** PROVIDED MATERIAL follows **
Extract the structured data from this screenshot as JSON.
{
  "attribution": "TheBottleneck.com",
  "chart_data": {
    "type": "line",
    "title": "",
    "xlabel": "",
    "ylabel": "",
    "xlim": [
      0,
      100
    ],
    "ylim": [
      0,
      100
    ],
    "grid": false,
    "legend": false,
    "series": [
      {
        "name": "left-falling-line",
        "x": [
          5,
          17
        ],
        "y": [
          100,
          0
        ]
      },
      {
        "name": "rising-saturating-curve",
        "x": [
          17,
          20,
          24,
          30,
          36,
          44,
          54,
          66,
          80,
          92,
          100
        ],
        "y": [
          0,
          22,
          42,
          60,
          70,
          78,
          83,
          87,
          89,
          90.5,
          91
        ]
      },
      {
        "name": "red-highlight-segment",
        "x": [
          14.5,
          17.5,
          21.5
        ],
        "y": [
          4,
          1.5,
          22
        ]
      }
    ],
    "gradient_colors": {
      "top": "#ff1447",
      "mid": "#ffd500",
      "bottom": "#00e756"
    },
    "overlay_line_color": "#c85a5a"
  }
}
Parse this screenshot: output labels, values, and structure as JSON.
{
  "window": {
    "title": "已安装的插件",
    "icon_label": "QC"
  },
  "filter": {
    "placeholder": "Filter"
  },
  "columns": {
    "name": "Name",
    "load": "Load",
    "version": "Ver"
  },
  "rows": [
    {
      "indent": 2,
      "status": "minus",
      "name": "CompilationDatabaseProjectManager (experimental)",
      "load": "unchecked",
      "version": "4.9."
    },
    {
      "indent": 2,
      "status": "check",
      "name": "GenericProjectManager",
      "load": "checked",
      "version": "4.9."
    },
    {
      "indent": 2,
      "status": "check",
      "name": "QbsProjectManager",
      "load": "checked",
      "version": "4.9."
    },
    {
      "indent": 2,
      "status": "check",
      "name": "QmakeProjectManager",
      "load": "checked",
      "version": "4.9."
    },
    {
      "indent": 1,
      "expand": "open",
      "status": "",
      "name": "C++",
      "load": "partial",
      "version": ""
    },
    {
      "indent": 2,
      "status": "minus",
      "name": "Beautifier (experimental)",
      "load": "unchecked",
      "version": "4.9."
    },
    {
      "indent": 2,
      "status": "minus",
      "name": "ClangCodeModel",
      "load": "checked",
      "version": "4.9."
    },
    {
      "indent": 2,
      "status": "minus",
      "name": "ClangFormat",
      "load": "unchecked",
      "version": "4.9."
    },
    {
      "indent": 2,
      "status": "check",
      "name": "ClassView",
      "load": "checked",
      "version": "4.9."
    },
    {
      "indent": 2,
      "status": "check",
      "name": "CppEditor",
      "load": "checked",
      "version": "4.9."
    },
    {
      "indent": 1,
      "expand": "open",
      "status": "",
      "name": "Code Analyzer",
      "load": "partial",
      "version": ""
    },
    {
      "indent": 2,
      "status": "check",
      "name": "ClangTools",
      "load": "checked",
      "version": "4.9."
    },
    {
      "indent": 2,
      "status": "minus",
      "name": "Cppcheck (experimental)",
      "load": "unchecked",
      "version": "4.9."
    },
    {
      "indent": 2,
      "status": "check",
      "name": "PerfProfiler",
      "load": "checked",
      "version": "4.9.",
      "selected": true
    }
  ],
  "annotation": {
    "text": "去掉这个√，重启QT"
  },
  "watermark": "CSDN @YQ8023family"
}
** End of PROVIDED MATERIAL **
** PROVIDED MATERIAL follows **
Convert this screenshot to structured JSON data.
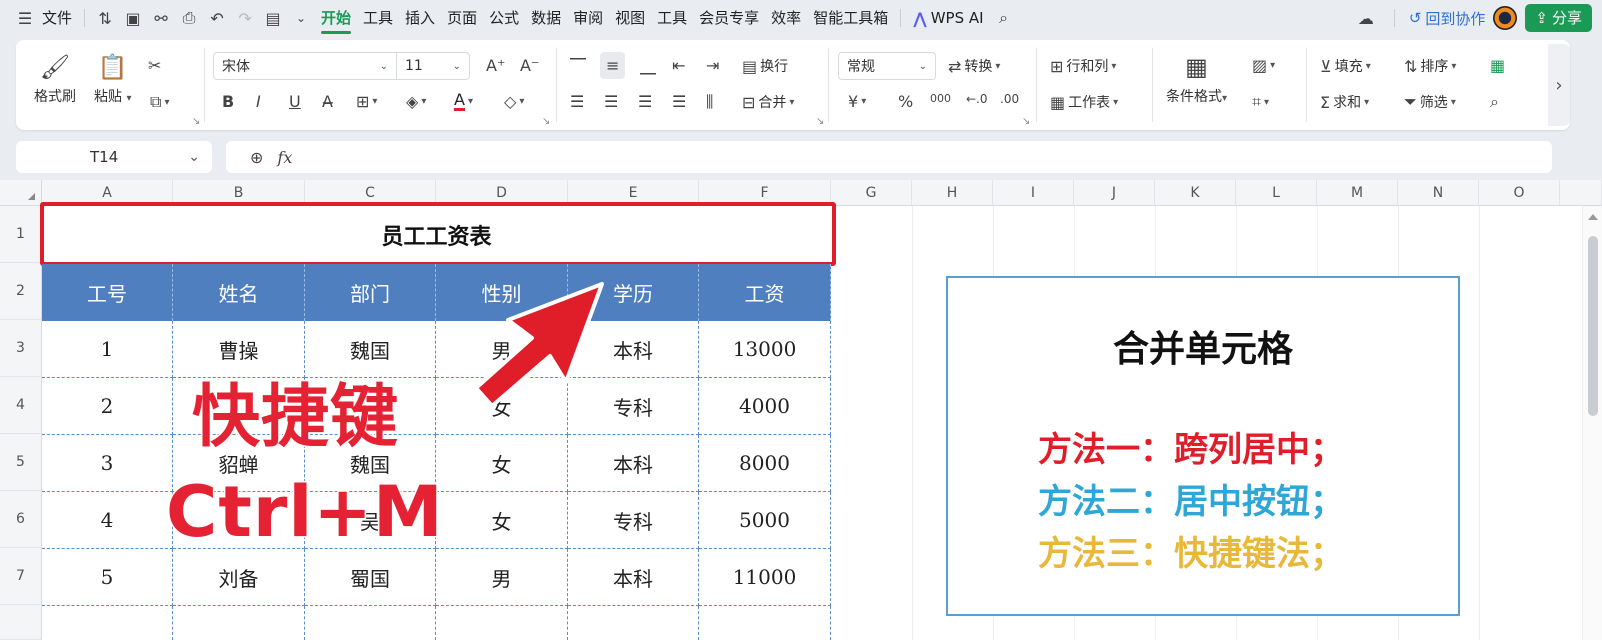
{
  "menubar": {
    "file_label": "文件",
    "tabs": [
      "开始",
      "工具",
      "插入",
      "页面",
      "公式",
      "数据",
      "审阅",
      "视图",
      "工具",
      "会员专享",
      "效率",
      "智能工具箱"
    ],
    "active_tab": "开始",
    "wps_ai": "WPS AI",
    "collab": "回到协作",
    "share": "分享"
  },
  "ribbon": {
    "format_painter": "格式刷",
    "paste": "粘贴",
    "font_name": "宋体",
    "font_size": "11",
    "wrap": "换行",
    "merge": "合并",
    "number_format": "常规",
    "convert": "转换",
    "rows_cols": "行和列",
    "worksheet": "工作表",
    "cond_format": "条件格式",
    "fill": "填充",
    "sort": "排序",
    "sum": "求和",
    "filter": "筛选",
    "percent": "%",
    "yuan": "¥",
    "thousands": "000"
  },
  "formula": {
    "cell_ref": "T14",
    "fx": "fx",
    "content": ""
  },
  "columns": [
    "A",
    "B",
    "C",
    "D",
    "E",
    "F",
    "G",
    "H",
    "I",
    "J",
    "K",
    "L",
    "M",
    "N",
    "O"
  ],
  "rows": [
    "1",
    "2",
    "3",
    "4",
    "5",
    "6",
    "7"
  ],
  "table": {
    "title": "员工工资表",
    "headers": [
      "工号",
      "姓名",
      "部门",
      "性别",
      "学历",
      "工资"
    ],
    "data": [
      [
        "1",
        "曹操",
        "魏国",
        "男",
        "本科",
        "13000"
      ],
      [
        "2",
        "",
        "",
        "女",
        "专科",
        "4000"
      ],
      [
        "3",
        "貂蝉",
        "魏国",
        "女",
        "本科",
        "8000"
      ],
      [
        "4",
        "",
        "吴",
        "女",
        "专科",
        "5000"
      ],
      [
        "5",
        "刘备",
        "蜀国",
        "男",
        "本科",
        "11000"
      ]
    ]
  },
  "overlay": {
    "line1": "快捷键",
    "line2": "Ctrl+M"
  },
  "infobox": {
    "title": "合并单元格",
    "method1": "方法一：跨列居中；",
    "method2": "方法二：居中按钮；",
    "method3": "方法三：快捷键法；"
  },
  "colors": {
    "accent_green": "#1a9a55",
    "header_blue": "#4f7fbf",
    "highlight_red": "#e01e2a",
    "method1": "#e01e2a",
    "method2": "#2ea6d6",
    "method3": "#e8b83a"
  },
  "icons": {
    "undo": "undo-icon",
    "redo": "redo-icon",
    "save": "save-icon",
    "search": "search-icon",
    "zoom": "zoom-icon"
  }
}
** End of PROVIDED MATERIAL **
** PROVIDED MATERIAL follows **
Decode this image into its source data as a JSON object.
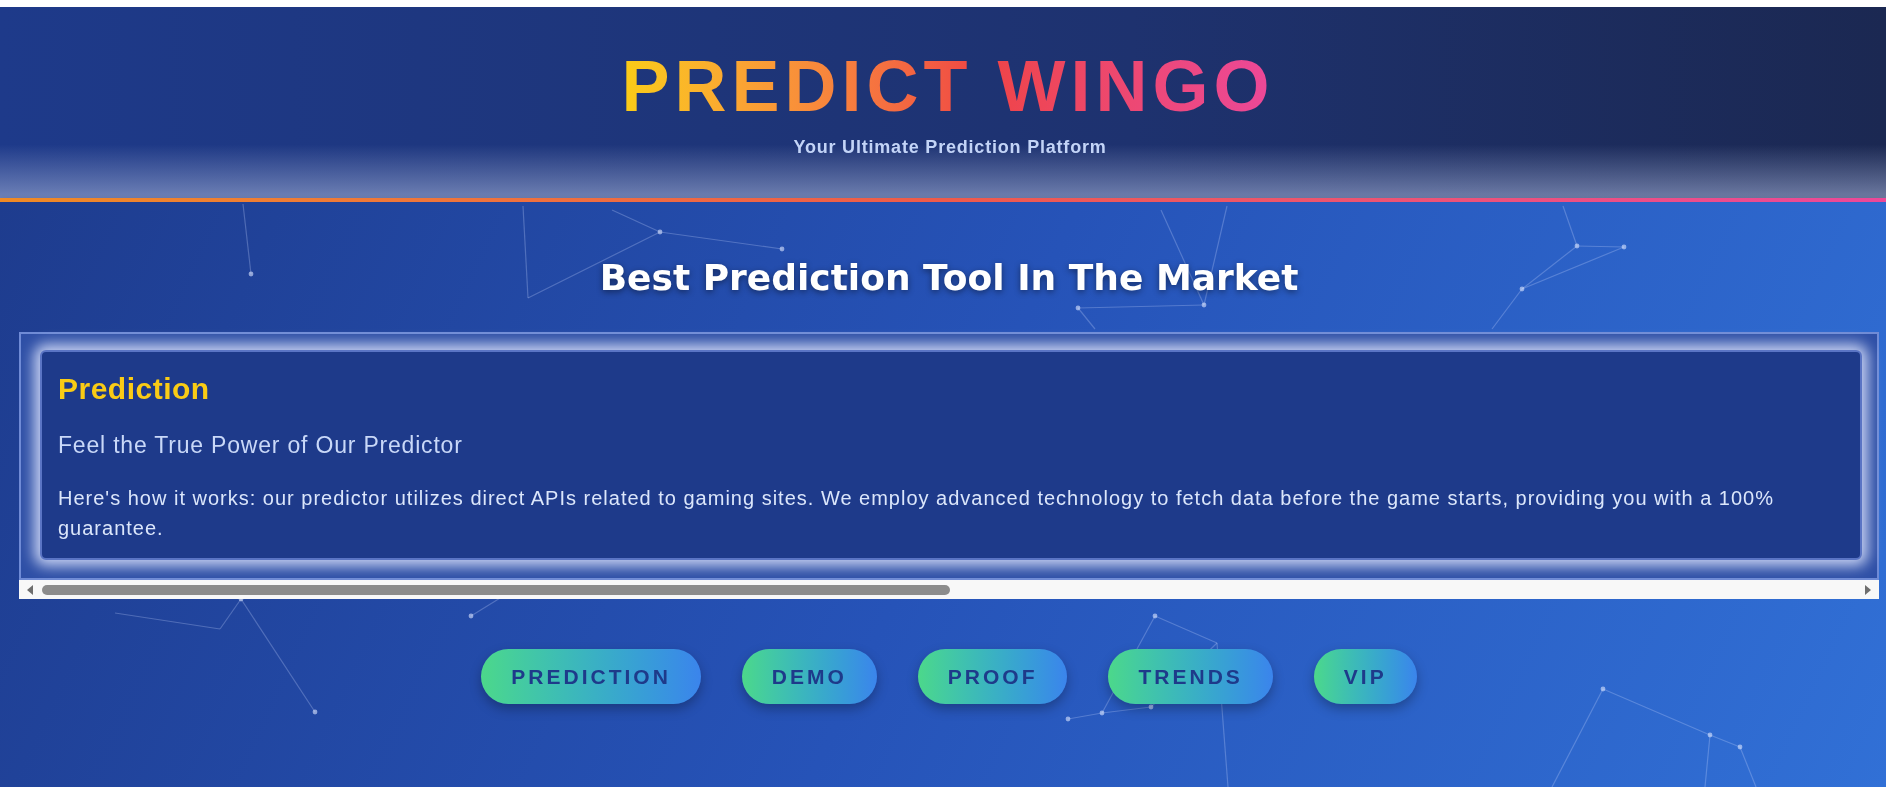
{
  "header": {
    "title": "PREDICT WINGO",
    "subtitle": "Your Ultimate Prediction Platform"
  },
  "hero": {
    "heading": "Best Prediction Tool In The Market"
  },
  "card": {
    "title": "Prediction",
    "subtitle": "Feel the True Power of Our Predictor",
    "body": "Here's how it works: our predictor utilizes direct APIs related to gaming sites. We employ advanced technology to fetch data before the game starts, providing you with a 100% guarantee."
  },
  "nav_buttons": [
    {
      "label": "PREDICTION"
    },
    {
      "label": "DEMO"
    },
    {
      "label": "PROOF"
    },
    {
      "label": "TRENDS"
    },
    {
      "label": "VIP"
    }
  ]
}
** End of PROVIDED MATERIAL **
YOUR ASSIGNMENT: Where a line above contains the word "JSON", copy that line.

ANSWER AREA:
Extract the structured data from this screenshot as JSON.
Parse this screenshot: output labels, values, and structure as JSON.
Convert this screenshot to structured JSON data.
Decode this image into its source data as a JSON object.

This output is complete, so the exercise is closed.